In the community of Agile practitioners and aficionados, there is frequently a focus on practices. Developer practices. Tester practices. Leader practices. Ceremonies and rituals. A lot of what we do.
Those who have passed the Shu level are aware that this is only a small part of what has led to the success of Agile.
Consider the value statements (http://agilemanifesto.org):
- Individuals and Interactions over Processes and Tools
- Working Software over Comprehensive Documentation
- Customer Collaboration over Contract Negotiation
- Responding to Change over Following a Plan

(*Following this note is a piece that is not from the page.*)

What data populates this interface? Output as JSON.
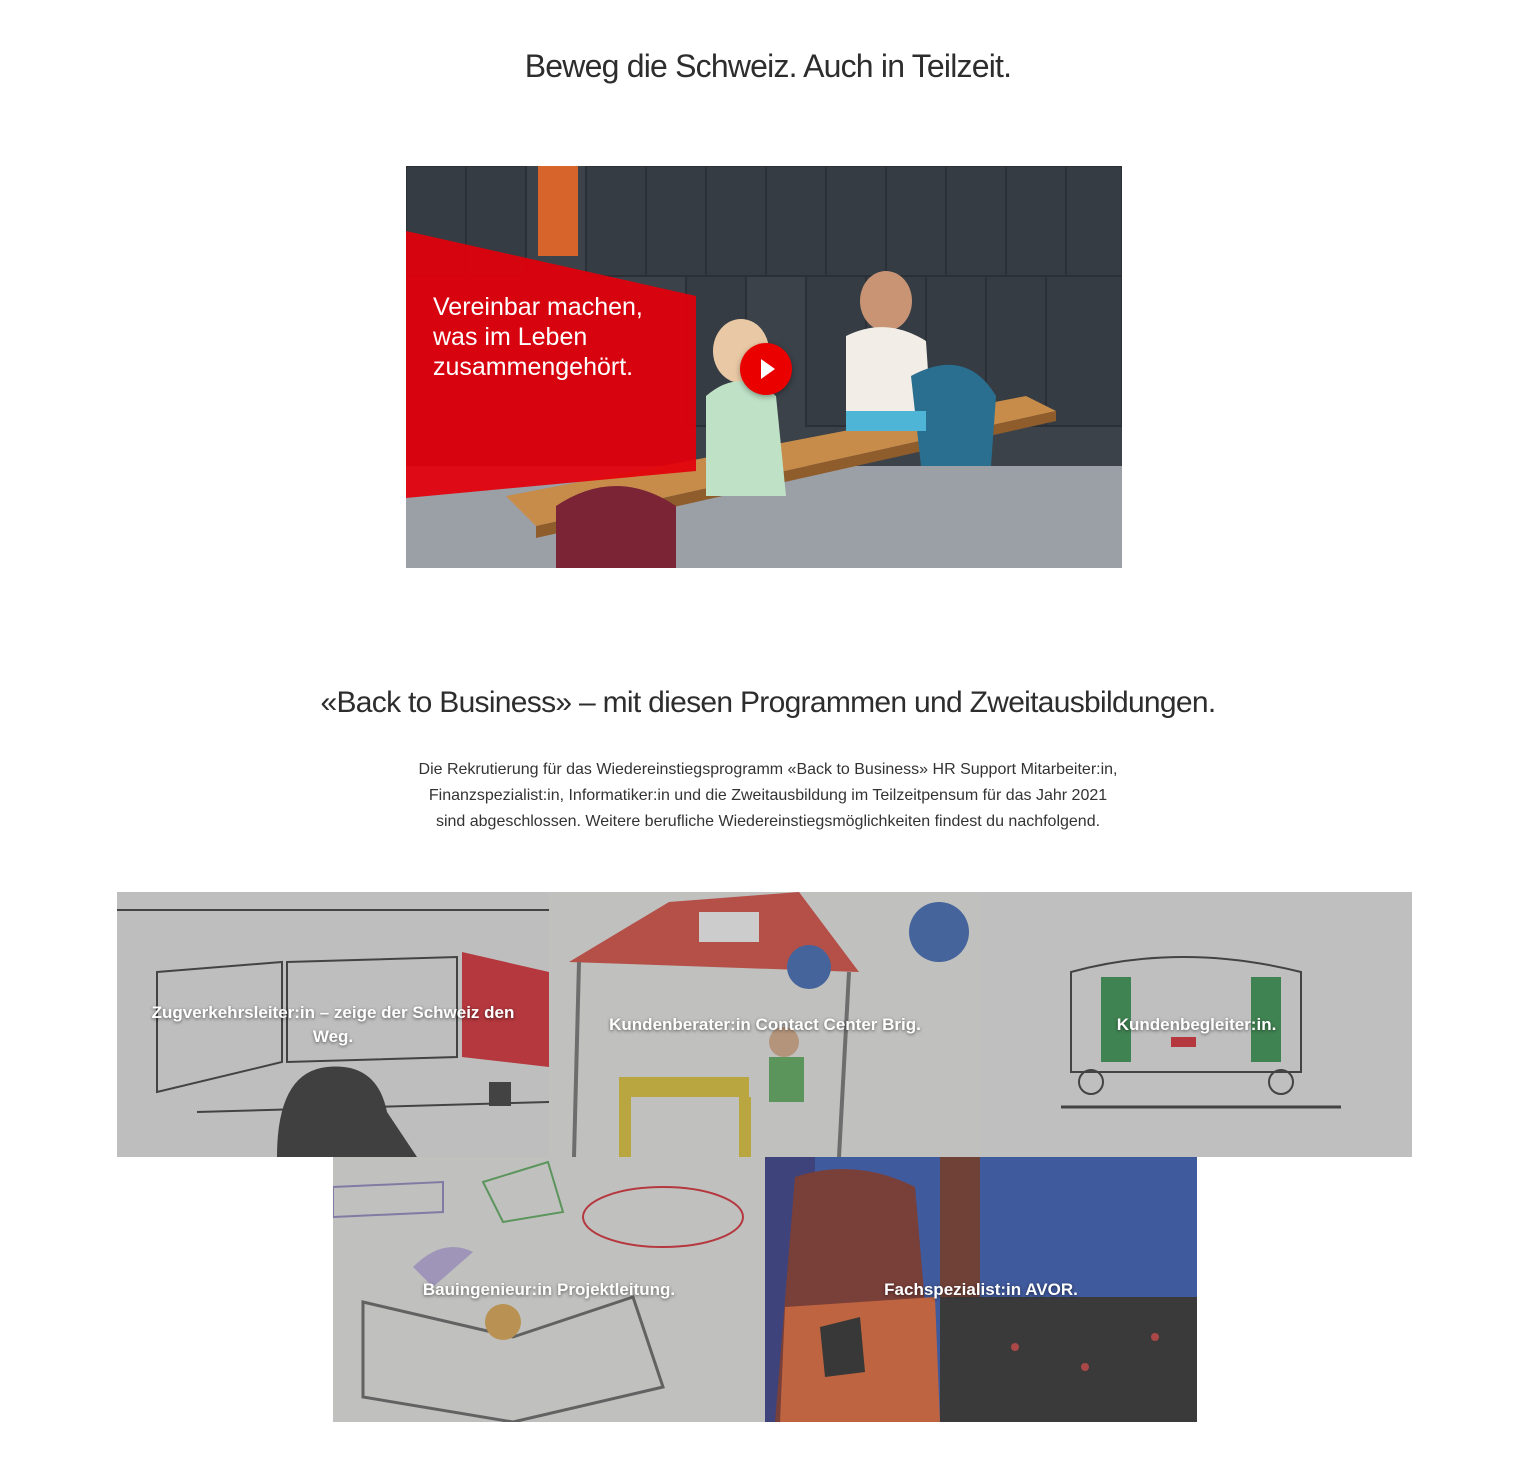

The first and third are clearly about people. The last is also fundamentally about people – mindset, attitude, and management.

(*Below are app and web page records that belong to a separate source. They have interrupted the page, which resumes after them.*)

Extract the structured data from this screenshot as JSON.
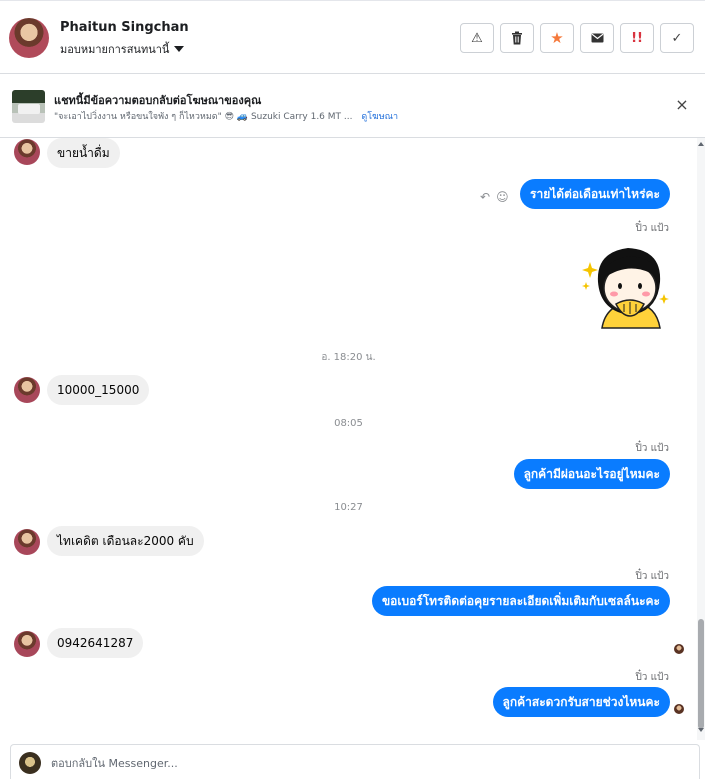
{
  "header": {
    "customer_name": "Phaitun Singchan",
    "assign_label": "มอบหมายการสนทนานี้",
    "actions": {
      "spam": "⚠",
      "delete": "🗑",
      "star": "★",
      "mail": "✉",
      "urgent": "!!",
      "done": "✓"
    },
    "colors": {
      "star": "#f5793b",
      "urgent": "#d9333f"
    }
  },
  "ad_banner": {
    "title": "แชทนี้มีข้อความตอบกลับต่อโฆษณาของคุณ",
    "subtitle": "\"จะเอาไปวิ่งงาน หรือขนใจพัง ๆ ก็ไหวหมด\" 😎 🚙 Suzuki Carry 1.6 MT ...",
    "link": "ดูโฆษณา",
    "close_icon": "×"
  },
  "messages": {
    "m1": "ขายน้ำดื่ม",
    "m2": "รายได้ต่อเดือนเท่าไหร่คะ",
    "sender": "ปิ๋ว แป้ว",
    "ts1": "อ. 18:20 น.",
    "m3": "10000_15000",
    "ts2": "08:05",
    "m4": "ลูกค้ามีผ่อนอะไรอยู่ไหมคะ",
    "ts3": "10:27",
    "m5": "ไทเคดิต เดือนละ2000 คับ",
    "m6": "ขอเบอร์โทรติดต่อคุยรายละเอียดเพิ่มเติมกับเซลล์นะคะ",
    "m7": "0942641287",
    "m8": "ลูกค้าสะดวกรับสายช่วงไหนคะ"
  },
  "composer": {
    "placeholder": "ตอบกลับใน Messenger..."
  },
  "colors": {
    "outgoing_bubble": "#0a7cff",
    "incoming_bubble": "#f0f0f0",
    "link": "#216fdb"
  }
}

Also consider the principles (http://agilemanifesto.org/principles.html). I’d say that seven of them are clearly about people, and two others clearly have implications about and for people. That’s 9 out of 12.
This says that the seventeen men who collaborated on the Agile Manifesto saw people at the heart of everything. As do I. I don’t think that has changed in the twelve years since they penned this historic document.

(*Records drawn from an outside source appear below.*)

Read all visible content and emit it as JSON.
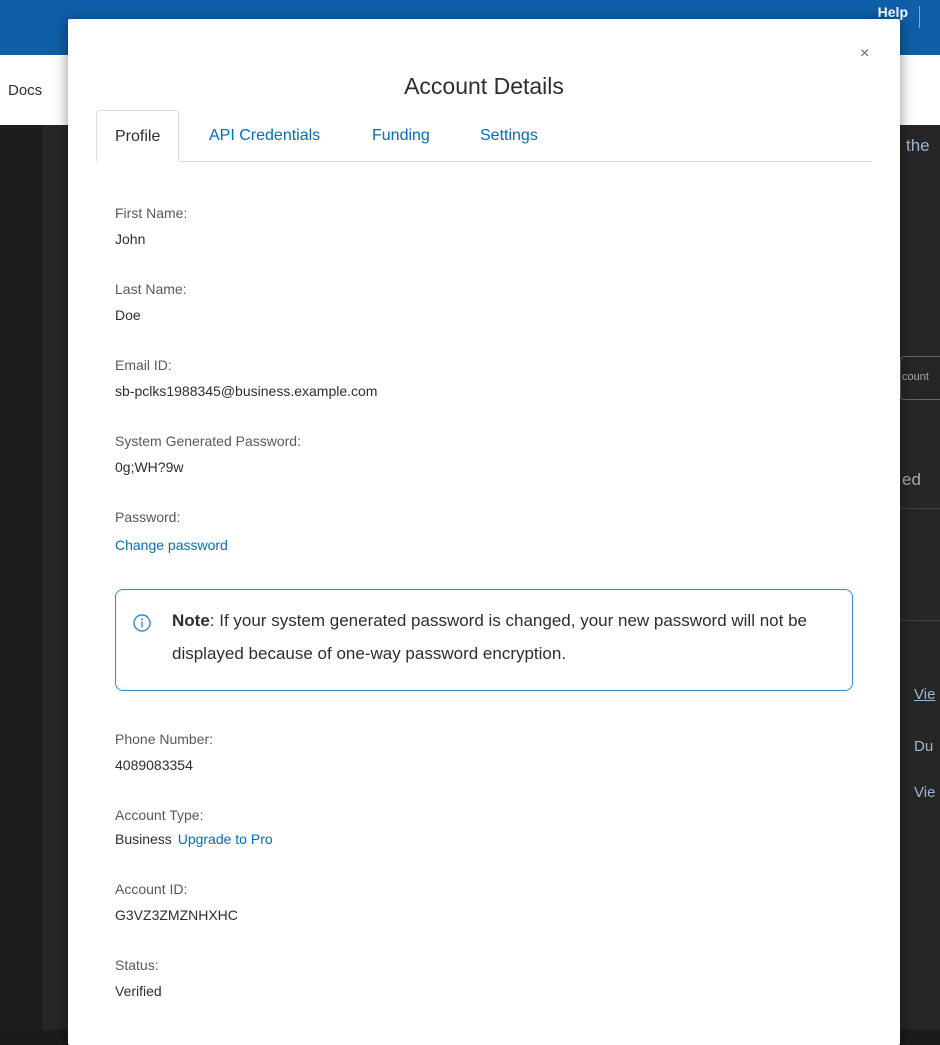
{
  "background": {
    "help_label": "Help",
    "docs_label": "Docs",
    "peek_texts": [
      "the",
      "count",
      "ed",
      "Vie",
      "Du",
      "Vie"
    ]
  },
  "modal": {
    "title": "Account Details",
    "close_glyph": "×",
    "tabs": [
      {
        "label": "Profile",
        "active": true
      },
      {
        "label": "API Credentials",
        "active": false
      },
      {
        "label": "Funding",
        "active": false
      },
      {
        "label": "Settings",
        "active": false
      }
    ]
  },
  "profile": {
    "first_name": {
      "label": "First Name:",
      "value": "John"
    },
    "last_name": {
      "label": "Last Name:",
      "value": "Doe"
    },
    "email": {
      "label": "Email ID:",
      "value": "sb-pclks1988345@business.example.com"
    },
    "system_password": {
      "label": "System Generated Password:",
      "value": "0g;WH?9w"
    },
    "password": {
      "label": "Password:",
      "link": "Change password"
    },
    "note": {
      "icon": "info-icon",
      "strong": "Note",
      "text": ": If your system generated password is changed, your new password will not be displayed because of one-way password encryption."
    },
    "phone": {
      "label": "Phone Number:",
      "value": "4089083354"
    },
    "account_type": {
      "label": "Account Type:",
      "value": "Business",
      "link": "Upgrade to Pro"
    },
    "account_id": {
      "label": "Account ID:",
      "value": "G3VZ3ZMZNHXHC"
    },
    "status": {
      "label": "Status:",
      "value": "Verified"
    }
  },
  "colors": {
    "brand_blue": "#0e5fa7",
    "link_blue": "#0070ba",
    "note_border": "#2d8ed4",
    "text_dark": "#2c2e2f",
    "label_gray": "#555a5d"
  }
}
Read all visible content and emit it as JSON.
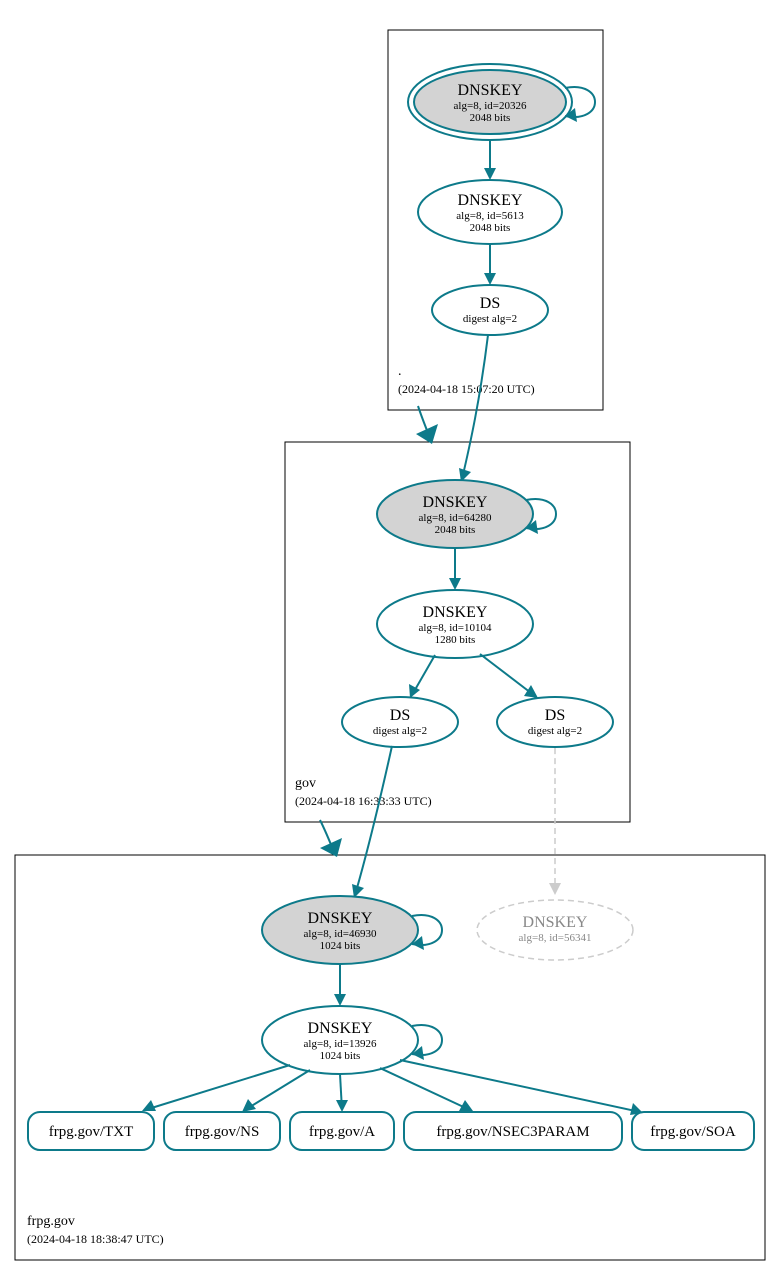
{
  "zones": {
    "root": {
      "title": ".",
      "timestamp": "(2024-04-18 15:07:20 UTC)"
    },
    "gov": {
      "title": "gov",
      "timestamp": "(2024-04-18 16:33:33 UTC)"
    },
    "frpg": {
      "title": "frpg.gov",
      "timestamp": "(2024-04-18 18:38:47 UTC)"
    }
  },
  "nodes": {
    "root_ksk": {
      "title": "DNSKEY",
      "sub1": "alg=8, id=20326",
      "sub2": "2048 bits"
    },
    "root_zsk": {
      "title": "DNSKEY",
      "sub1": "alg=8, id=5613",
      "sub2": "2048 bits"
    },
    "root_ds": {
      "title": "DS",
      "sub1": "digest alg=2"
    },
    "gov_ksk": {
      "title": "DNSKEY",
      "sub1": "alg=8, id=64280",
      "sub2": "2048 bits"
    },
    "gov_zsk": {
      "title": "DNSKEY",
      "sub1": "alg=8, id=10104",
      "sub2": "1280 bits"
    },
    "gov_ds1": {
      "title": "DS",
      "sub1": "digest alg=2"
    },
    "gov_ds2": {
      "title": "DS",
      "sub1": "digest alg=2"
    },
    "frpg_ksk": {
      "title": "DNSKEY",
      "sub1": "alg=8, id=46930",
      "sub2": "1024 bits"
    },
    "frpg_zsk": {
      "title": "DNSKEY",
      "sub1": "alg=8, id=13926",
      "sub2": "1024 bits"
    },
    "frpg_missing": {
      "title": "DNSKEY",
      "sub1": "alg=8, id=56341"
    },
    "rr_txt": "frpg.gov/TXT",
    "rr_ns": "frpg.gov/NS",
    "rr_a": "frpg.gov/A",
    "rr_nsec3param": "frpg.gov/NSEC3PARAM",
    "rr_soa": "frpg.gov/SOA"
  }
}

Coaches coach people.
Trainers train people.
Many of the many practices are obviously about people. For example:
- daily stand-ups/scrums
Quite a number of the others are also – directly or indirectly – about people.
When you get right down to it, the practices are Processes and Tools.
Think about the people.